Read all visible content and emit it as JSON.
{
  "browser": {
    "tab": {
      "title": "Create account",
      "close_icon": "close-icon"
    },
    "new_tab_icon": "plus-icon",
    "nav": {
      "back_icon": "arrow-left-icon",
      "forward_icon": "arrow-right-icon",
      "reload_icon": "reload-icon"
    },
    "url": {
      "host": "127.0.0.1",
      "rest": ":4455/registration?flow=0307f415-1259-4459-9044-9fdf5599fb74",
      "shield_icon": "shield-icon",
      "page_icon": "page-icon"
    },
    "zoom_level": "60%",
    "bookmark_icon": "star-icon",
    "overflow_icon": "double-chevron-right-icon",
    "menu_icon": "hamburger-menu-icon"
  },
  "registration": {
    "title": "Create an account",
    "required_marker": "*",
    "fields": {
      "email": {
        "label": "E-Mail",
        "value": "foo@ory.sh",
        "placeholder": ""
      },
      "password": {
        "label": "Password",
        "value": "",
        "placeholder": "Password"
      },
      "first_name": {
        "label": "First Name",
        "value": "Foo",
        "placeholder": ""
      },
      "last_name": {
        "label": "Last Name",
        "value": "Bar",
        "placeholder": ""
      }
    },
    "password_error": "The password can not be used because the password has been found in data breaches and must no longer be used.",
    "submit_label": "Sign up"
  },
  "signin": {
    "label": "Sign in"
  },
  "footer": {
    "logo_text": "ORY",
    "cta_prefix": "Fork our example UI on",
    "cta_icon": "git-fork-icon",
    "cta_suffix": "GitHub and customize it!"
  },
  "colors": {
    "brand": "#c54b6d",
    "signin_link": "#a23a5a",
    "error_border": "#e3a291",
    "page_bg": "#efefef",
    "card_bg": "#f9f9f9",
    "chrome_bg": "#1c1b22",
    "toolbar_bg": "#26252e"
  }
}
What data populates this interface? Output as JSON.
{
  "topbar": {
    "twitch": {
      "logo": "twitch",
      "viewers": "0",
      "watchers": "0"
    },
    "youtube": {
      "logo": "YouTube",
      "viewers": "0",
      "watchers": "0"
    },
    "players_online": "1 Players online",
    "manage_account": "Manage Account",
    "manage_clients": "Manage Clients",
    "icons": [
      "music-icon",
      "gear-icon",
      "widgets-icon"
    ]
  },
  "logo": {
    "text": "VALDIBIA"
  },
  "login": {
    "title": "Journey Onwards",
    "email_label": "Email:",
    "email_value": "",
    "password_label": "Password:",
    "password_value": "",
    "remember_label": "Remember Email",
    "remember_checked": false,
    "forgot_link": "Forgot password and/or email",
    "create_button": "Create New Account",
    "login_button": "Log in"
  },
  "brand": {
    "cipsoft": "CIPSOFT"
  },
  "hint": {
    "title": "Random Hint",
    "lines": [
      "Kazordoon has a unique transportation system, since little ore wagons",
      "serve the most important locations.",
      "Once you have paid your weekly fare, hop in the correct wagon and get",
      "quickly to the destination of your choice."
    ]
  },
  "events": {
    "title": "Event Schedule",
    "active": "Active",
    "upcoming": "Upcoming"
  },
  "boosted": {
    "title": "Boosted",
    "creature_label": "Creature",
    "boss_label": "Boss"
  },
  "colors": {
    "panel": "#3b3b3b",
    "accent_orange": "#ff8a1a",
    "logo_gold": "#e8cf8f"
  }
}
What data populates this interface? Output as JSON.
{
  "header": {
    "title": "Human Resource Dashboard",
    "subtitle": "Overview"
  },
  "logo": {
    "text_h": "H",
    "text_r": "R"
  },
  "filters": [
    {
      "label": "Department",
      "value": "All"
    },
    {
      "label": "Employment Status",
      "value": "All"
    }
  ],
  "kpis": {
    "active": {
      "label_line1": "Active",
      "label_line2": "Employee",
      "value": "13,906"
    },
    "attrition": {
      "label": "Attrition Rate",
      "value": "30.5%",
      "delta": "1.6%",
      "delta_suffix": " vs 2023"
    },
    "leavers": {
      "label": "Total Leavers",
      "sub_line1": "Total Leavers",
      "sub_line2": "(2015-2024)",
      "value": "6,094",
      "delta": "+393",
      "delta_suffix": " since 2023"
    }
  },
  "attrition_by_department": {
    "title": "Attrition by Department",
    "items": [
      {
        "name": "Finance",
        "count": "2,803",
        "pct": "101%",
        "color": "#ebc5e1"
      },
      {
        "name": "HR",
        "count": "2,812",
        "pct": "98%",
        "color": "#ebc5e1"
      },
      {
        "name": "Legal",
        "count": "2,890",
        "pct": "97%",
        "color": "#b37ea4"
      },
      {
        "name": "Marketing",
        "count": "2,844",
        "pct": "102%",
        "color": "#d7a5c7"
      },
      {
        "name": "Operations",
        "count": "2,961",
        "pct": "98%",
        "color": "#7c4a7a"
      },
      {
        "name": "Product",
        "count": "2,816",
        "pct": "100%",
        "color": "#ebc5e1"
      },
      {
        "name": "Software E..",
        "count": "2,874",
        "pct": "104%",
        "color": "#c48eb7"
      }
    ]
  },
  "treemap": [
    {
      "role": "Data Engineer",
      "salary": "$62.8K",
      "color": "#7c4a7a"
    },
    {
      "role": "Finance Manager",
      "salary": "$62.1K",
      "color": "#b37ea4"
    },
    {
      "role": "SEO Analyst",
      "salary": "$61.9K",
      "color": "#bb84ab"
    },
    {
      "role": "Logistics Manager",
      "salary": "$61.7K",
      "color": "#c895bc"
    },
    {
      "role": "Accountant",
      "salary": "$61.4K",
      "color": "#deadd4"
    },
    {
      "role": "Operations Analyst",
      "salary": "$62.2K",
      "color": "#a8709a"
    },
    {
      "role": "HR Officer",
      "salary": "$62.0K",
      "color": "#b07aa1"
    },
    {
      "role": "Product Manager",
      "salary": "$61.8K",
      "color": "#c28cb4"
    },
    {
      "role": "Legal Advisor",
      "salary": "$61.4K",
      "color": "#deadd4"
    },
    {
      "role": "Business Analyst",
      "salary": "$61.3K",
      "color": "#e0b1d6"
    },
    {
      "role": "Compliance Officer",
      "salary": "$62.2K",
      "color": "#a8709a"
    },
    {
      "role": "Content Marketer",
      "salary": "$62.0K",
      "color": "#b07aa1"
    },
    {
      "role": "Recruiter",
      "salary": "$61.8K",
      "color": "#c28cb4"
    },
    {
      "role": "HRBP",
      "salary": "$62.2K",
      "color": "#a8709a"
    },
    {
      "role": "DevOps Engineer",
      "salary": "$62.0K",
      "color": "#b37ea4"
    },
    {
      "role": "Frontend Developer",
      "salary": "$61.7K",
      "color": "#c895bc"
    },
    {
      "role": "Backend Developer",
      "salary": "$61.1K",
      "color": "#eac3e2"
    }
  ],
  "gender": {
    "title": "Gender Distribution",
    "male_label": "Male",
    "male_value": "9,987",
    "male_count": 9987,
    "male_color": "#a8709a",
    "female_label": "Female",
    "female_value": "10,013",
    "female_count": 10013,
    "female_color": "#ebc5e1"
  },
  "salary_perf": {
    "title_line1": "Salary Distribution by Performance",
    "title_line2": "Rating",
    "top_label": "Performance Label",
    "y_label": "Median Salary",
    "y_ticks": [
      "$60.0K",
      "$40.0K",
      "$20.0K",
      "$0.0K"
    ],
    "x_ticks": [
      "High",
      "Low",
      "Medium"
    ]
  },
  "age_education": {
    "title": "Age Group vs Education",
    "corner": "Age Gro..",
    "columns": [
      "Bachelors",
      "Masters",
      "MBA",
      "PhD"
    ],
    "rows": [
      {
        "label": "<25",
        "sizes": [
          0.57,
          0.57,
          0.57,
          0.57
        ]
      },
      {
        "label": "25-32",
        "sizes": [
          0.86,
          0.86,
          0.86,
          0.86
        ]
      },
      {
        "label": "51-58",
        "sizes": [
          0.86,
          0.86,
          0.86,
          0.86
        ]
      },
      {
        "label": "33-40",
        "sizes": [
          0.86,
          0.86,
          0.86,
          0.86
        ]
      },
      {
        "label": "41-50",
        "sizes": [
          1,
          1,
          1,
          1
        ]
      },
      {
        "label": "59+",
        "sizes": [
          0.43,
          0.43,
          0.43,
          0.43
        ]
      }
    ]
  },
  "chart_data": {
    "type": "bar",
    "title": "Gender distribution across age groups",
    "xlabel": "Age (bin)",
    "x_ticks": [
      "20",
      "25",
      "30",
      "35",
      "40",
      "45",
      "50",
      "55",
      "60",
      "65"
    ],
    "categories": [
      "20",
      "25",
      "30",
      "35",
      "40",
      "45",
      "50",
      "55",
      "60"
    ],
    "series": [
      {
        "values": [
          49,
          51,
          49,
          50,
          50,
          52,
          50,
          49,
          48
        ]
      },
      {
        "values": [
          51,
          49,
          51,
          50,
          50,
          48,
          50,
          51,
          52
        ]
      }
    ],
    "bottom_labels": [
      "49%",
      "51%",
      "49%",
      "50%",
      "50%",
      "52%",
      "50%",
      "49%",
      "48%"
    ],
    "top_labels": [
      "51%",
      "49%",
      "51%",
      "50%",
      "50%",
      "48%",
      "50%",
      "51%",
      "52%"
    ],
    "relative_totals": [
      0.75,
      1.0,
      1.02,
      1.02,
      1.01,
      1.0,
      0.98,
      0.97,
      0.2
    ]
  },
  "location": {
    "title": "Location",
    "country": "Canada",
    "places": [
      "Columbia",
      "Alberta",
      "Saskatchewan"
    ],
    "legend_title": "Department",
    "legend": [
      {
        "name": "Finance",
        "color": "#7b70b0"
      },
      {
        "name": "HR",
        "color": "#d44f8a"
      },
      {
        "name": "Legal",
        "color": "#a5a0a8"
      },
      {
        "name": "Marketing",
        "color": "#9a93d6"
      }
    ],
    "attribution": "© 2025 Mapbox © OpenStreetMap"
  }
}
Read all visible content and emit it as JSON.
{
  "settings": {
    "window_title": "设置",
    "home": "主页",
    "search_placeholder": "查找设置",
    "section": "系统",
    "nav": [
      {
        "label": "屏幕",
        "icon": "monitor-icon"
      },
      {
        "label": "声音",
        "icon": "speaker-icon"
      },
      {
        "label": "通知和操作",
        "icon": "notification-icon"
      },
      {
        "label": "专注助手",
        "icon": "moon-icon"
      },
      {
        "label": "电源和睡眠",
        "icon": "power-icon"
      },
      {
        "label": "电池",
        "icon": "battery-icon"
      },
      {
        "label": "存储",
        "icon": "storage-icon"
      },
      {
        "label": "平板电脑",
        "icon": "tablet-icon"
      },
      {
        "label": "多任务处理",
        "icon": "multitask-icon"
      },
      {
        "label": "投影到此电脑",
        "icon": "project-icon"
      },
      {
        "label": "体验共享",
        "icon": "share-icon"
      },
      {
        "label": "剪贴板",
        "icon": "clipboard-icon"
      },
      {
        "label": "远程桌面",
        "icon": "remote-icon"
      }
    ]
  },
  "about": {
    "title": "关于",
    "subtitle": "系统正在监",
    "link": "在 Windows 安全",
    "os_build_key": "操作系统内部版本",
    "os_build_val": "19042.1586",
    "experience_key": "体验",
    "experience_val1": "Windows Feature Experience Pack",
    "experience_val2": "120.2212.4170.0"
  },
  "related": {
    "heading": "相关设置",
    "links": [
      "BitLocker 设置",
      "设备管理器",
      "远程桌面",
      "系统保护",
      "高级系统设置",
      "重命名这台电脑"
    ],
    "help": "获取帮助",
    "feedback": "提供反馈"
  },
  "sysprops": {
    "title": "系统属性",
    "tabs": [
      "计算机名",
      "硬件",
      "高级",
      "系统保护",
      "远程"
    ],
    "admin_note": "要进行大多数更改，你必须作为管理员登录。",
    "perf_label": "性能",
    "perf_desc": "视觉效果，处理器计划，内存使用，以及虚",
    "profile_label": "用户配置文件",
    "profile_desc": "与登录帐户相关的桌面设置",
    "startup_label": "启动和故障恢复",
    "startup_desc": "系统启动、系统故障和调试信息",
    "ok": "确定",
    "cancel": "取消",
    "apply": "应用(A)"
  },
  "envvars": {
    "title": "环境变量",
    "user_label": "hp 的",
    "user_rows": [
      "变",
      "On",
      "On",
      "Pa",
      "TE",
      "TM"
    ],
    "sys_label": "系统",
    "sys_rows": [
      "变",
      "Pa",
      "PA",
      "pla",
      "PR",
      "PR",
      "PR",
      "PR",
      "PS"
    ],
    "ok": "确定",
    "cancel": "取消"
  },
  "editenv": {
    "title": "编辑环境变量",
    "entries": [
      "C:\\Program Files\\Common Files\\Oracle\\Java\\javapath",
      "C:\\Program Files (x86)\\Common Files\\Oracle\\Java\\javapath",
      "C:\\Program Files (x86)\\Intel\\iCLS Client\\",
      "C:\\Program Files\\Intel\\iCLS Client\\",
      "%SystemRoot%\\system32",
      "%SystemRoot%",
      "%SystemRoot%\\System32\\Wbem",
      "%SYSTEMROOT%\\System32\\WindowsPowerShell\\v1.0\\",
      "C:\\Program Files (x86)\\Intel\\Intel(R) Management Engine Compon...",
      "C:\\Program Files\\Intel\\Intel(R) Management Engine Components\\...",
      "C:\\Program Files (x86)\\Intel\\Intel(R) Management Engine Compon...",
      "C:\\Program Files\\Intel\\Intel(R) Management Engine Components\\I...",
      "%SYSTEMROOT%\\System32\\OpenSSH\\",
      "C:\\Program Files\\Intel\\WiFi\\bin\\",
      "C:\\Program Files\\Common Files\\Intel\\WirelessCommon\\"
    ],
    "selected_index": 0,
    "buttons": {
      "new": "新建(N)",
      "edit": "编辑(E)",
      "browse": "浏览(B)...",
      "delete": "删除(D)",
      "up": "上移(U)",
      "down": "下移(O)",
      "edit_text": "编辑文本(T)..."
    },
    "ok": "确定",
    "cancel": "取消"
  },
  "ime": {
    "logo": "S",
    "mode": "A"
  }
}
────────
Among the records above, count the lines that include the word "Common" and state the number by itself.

3